Love becomes the bottom line for balance and self-regulation. Love is a state of interconnection where feelings are shared and accepted. Love in action is freedom - a state of equality where all needs/feelings are in the open and are accepted as they are. When everything is available/accepted, then no need can go unaddressed, and the system (as individual, relationship, or group) will self-regulate to balance. When things go out of balance, love and freedom will allow the unmet needs to be considered, and the system will readjust back to balance.
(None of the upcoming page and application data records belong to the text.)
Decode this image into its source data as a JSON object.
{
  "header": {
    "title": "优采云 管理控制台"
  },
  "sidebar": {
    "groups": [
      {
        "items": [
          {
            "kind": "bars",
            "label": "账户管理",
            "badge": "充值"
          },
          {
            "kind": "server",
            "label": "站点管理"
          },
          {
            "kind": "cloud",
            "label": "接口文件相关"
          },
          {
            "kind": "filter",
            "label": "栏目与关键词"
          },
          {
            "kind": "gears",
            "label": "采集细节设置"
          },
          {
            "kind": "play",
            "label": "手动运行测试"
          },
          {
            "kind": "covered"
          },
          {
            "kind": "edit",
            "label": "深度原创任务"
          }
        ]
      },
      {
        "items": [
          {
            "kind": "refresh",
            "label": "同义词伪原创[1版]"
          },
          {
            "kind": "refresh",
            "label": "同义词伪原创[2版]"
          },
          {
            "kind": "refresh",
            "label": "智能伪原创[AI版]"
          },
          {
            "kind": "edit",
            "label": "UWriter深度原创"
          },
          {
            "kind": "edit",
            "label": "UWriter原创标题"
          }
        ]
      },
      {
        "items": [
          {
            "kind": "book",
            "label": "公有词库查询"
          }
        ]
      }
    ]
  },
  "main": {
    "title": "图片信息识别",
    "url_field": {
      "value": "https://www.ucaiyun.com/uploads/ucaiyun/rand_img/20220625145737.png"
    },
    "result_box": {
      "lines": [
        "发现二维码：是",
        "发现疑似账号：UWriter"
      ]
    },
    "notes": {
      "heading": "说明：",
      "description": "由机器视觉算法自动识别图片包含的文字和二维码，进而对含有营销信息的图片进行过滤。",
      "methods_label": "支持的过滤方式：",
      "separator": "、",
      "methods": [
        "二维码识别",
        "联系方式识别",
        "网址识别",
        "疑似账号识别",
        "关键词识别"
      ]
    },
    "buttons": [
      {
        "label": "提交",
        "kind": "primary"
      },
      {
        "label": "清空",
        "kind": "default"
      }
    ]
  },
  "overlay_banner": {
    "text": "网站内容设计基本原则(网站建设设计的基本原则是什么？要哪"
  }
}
I have seen this work most clearly and simply in primal support groups that work within a free, non-structured premise. Occasionally, some people will drag the group off-balance by interrupting or taking an excessive amount of time. At some point, those who are most affected will share their discomfort with this inequality and an apparent chaos of reactions and feelings will result. Often at these times some members will insist on specific formats such as equally divided time, or a "talking stick." If left alone within the environment of freedom and love, however, the uproar will act as an "awakener." The needs that arose in the crisis will be addressed, and the group will naturally learn - and adjust to a new level of caring and awareness.
It is the freedom and courage to experience conflict that leads to greater depths of feeling and awareness. A rigid set of rules (maintained through fear of expulsion/reprimand) may avert conflict, but will inhibit growth. It may achieve a semblance of order, but it will be an order full of tension - the tension of all the unexpressed needs. We will have order, but remain stuck in old patterns because the needs that drive them are deemed unacceptable and cannot burst out into the open to be seen, felt, and resolved.
A lack of rigid structure, however, is a not a license to express anything anytime without response. When people act out (dump) their unmet needs on others without owning the origins, the process only goes out of balance if the others allow it. By not addressing the irresponsible act-out, the others are not caring for themselves and are allowing the "actor" to continue the unconscious pattern of abuse. I don't deserve someone's childhood anger being dumped on me. It isn't mine. If I care for myself, I may ask them, lovingly, to "own it" and express it responsibly. Such a request isn't unaccepting. I accept their feeling as valid, but I do not accept being a target, since the feeling isn't ultimately about me - even if I was the trigger.
Freedom, like love, is a challenge. It is rooted in equality, and equality isn't an idea, it's a state of connected feeling - connected in ourselves and connected to others.